- What the task requires -
Your answer should be one number: how many lines below have the word "plus".
─── Given entries
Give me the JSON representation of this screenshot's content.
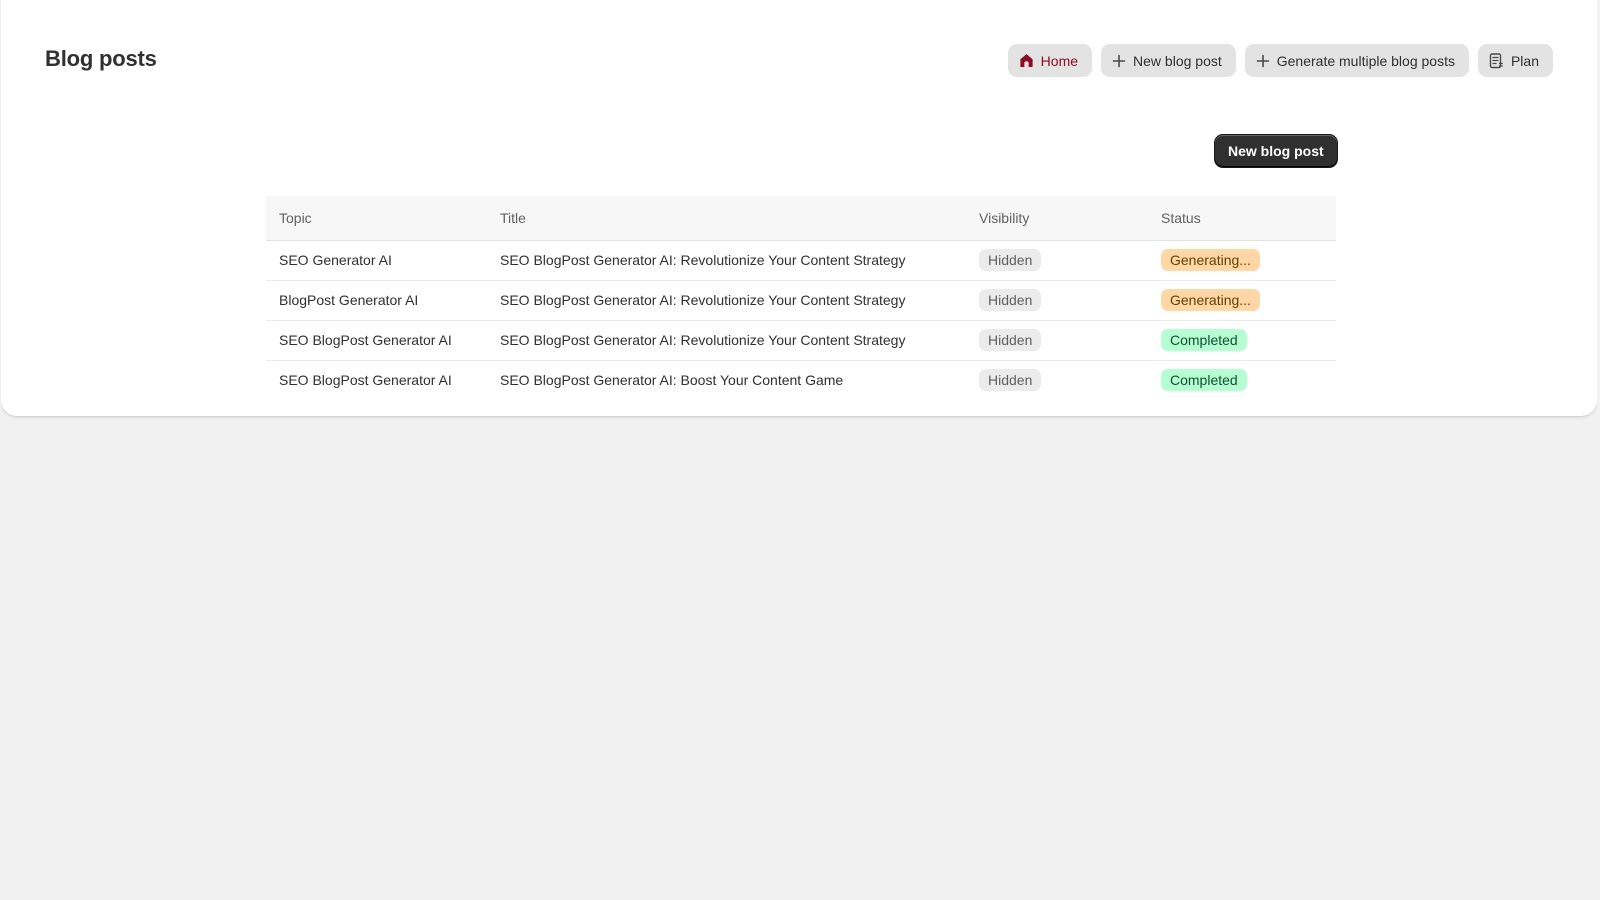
{
  "header": {
    "title": "Blog posts",
    "actions": {
      "home": "Home",
      "new_post": "New blog post",
      "generate_multiple": "Generate multiple blog posts",
      "plan": "Plan"
    }
  },
  "primary_button": "New blog post",
  "table": {
    "columns": {
      "topic": "Topic",
      "title": "Title",
      "visibility": "Visibility",
      "status": "Status"
    },
    "rows": [
      {
        "topic": "SEO Generator AI",
        "title": "SEO BlogPost Generator AI: Revolutionize Your Content Strategy",
        "visibility": "Hidden",
        "status": "Generating..."
      },
      {
        "topic": "BlogPost Generator AI",
        "title": "SEO BlogPost Generator AI: Revolutionize Your Content Strategy",
        "visibility": "Hidden",
        "status": "Generating..."
      },
      {
        "topic": "SEO BlogPost Generator AI",
        "title": "SEO BlogPost Generator AI: Revolutionize Your Content Strategy",
        "visibility": "Hidden",
        "status": "Completed"
      },
      {
        "topic": "SEO BlogPost Generator AI",
        "title": "SEO BlogPost Generator AI: Boost Your Content Game",
        "visibility": "Hidden",
        "status": "Completed"
      }
    ]
  },
  "colors": {
    "home_accent": "#8e0b21",
    "primary": "#303030",
    "generating_bg": "#ffd6a4",
    "completed_bg": "#b4fed2",
    "hidden_bg": "#ebebeb"
  },
  "icons": {
    "home": "home-icon",
    "new_post": "plus-icon",
    "generate_multiple": "plus-icon",
    "plan": "document-list-icon"
  }
}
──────
- Answer for this exercise -
2